##### Data extracts #####

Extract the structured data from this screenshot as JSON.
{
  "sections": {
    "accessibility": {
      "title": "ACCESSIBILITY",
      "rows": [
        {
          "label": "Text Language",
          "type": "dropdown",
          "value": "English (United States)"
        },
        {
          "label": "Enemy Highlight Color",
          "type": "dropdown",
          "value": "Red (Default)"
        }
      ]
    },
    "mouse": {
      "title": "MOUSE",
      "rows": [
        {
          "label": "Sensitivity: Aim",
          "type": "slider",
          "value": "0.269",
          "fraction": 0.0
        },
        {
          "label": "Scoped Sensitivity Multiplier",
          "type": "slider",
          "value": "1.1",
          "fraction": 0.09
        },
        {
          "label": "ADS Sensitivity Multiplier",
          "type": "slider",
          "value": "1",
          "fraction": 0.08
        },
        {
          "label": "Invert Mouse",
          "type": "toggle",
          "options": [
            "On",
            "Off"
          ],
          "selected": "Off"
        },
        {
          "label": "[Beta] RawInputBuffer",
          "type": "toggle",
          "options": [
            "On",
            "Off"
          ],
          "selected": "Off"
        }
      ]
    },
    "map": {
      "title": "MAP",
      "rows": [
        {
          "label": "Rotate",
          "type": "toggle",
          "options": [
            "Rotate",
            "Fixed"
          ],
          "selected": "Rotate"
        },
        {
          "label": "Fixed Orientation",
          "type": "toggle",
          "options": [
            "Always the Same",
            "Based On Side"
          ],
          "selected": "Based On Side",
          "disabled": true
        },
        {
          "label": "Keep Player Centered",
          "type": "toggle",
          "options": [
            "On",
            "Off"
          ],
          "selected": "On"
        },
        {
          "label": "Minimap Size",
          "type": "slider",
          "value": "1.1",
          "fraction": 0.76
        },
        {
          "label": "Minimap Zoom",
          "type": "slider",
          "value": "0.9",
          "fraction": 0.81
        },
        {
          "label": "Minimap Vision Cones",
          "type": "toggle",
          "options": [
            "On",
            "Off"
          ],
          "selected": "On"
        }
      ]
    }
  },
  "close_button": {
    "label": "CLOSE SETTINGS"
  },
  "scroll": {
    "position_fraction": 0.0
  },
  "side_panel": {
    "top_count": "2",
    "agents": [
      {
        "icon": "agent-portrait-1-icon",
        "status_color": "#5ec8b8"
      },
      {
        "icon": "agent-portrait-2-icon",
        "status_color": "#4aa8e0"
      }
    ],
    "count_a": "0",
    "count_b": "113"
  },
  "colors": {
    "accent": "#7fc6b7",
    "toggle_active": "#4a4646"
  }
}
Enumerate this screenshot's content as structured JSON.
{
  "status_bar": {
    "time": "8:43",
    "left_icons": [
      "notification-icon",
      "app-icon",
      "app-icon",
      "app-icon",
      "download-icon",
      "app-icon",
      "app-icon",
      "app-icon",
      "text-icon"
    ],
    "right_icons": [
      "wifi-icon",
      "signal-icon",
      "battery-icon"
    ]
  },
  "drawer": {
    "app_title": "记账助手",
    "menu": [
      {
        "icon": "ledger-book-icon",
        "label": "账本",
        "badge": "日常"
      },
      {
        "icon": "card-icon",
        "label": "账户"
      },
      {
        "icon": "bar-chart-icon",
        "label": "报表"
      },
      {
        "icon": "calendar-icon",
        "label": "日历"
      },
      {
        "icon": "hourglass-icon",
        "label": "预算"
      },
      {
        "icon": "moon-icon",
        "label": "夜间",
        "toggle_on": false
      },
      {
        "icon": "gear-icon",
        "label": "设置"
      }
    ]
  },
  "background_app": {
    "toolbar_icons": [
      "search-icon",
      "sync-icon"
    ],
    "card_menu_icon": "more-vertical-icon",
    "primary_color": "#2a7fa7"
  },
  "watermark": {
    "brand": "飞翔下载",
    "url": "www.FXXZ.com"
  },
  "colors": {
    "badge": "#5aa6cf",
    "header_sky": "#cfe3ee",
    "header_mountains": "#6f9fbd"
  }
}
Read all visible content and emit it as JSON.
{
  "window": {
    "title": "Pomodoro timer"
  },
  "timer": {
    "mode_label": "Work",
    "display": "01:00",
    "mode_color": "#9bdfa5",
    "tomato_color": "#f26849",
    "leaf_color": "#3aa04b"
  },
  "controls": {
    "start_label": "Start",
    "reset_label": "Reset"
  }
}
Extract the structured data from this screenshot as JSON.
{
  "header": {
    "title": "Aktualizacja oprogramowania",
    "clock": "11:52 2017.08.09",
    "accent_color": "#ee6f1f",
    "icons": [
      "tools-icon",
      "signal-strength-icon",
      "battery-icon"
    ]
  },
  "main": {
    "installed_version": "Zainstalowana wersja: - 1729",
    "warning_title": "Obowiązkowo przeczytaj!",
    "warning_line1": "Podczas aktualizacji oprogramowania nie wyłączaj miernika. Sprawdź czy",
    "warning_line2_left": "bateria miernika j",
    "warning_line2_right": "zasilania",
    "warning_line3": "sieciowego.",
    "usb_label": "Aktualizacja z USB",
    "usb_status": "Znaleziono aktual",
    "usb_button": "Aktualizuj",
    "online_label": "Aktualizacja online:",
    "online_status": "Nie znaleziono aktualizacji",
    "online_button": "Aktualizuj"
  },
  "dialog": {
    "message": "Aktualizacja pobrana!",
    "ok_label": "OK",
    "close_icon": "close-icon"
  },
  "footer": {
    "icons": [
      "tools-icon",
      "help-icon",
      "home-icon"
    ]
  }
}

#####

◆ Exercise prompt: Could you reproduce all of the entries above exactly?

◆ Output for this task:
Extract the structured data from this screenshot as JSON.
{
  "sections": {
    "accessibility": {
      "title": "ACCESSIBILITY",
      "rows": [
        {
          "label": "Text Language",
          "type": "dropdown",
          "value": "English (United States)"
        },
        {
          "label": "Enemy Highlight Color",
          "type": "dropdown",
          "value": "Red (Default)"
        }
      ]
    },
    "mouse": {
      "title": "MOUSE",
      "rows": [
        {
          "label": "Sensitivity: Aim",
          "type": "slider",
          "value": "0.269",
          "fraction": 0.0
        },
        {
          "label": "Scoped Sensitivity Multiplier",
          "type": "slider",
          "value": "1.1",
          "fraction": 0.09
        },
        {
          "label": "ADS Sensitivity Multiplier",
          "type": "slider",
          "value": "1",
          "fraction": 0.08
        },
        {
          "label": "Invert Mouse",
          "type": "toggle",
          "options": [
            "On",
            "Off"
          ],
          "selected": "Off"
        },
        {
          "label": "[Beta] RawInputBuffer",
          "type": "toggle",
          "options": [
            "On",
            "Off"
          ],
          "selected": "Off"
        }
      ]
    },
    "map": {
      "title": "MAP",
      "rows": [
        {
          "label": "Rotate",
          "type": "toggle",
          "options": [
            "Rotate",
            "Fixed"
          ],
          "selected": "Rotate"
        },
        {
          "label": "Fixed Orientation",
          "type": "toggle",
          "options": [
            "Always the Same",
            "Based On Side"
          ],
          "selected": "Based On Side",
          "disabled": true
        },
        {
          "label": "Keep Player Centered",
          "type": "toggle",
          "options": [
            "On",
            "Off"
          ],
          "selected": "On"
        },
        {
          "label": "Minimap Size",
          "type": "slider",
          "value": "1.1",
          "fraction": 0.76
        },
        {
          "label": "Minimap Zoom",
          "type": "slider",
          "value": "0.9",
          "fraction": 0.81
        },
        {
          "label": "Minimap Vision Cones",
          "type": "toggle",
          "options": [
            "On",
            "Off"
          ],
          "selected": "On"
        }
      ]
    }
  },
  "close_button": {
    "label": "CLOSE SETTINGS"
  },
  "scroll": {
    "position_fraction": 0.0
  },
  "side_panel": {
    "top_count": "2",
    "agents": [
      {
        "icon": "agent-portrait-1-icon",
        "status_color": "#5ec8b8"
      },
      {
        "icon": "agent-portrait-2-icon",
        "status_color": "#4aa8e0"
      }
    ],
    "count_a": "0",
    "count_b": "113"
  },
  "colors": {
    "accent": "#7fc6b7",
    "toggle_active": "#4a4646"
  }
}
Enumerate this screenshot's content as structured JSON.
{
  "status_bar": {
    "time": "8:43",
    "left_icons": [
      "notification-icon",
      "app-icon",
      "app-icon",
      "app-icon",
      "download-icon",
      "app-icon",
      "app-icon",
      "app-icon",
      "text-icon"
    ],
    "right_icons": [
      "wifi-icon",
      "signal-icon",
      "battery-icon"
    ]
  },
  "drawer": {
    "app_title": "记账助手",
    "menu": [
      {
        "icon": "ledger-book-icon",
        "label": "账本",
        "badge": "日常"
      },
      {
        "icon": "card-icon",
        "label": "账户"
      },
      {
        "icon": "bar-chart-icon",
        "label": "报表"
      },
      {
        "icon": "calendar-icon",
        "label": "日历"
      },
      {
        "icon": "hourglass-icon",
        "label": "预算"
      },
      {
        "icon": "moon-icon",
        "label": "夜间",
        "toggle_on": false
      },
      {
        "icon": "gear-icon",
        "label": "设置"
      }
    ]
  },
  "background_app": {
    "toolbar_icons": [
      "search-icon",
      "sync-icon"
    ],
    "card_menu_icon": "more-vertical-icon",
    "primary_color": "#2a7fa7"
  },
  "watermark": {
    "brand": "飞翔下载",
    "url": "www.FXXZ.com"
  },
  "colors": {
    "badge": "#5aa6cf",
    "header_sky": "#cfe3ee",
    "header_mountains": "#6f9fbd"
  }
}
Read all visible content and emit it as JSON.
{
  "window": {
    "title": "Pomodoro timer"
  },
  "timer": {
    "mode_label": "Work",
    "display": "01:00",
    "mode_color": "#9bdfa5",
    "tomato_color": "#f26849",
    "leaf_color": "#3aa04b"
  },
  "controls": {
    "start_label": "Start",
    "reset_label": "Reset"
  }
}
Extract the structured data from this screenshot as JSON.
{
  "header": {
    "title": "Aktualizacja oprogramowania",
    "clock": "11:52 2017.08.09",
    "accent_color": "#ee6f1f",
    "icons": [
      "tools-icon",
      "signal-strength-icon",
      "battery-icon"
    ]
  },
  "main": {
    "installed_version": "Zainstalowana wersja: - 1729",
    "warning_title": "Obowiązkowo przeczytaj!",
    "warning_line1": "Podczas aktualizacji oprogramowania nie wyłączaj miernika. Sprawdź czy",
    "warning_line2_left": "bateria miernika j",
    "warning_line2_right": "zasilania",
    "warning_line3": "sieciowego.",
    "usb_label": "Aktualizacja z USB",
    "usb_status": "Znaleziono aktual",
    "usb_button": "Aktualizuj",
    "online_label": "Aktualizacja online:",
    "online_status": "Nie znaleziono aktualizacji",
    "online_button": "Aktualizuj"
  },
  "dialog": {
    "message": "Aktualizacja pobrana!",
    "ok_label": "OK",
    "close_icon": "close-icon"
  },
  "footer": {
    "icons": [
      "tools-icon",
      "help-icon",
      "home-icon"
    ]
  }
}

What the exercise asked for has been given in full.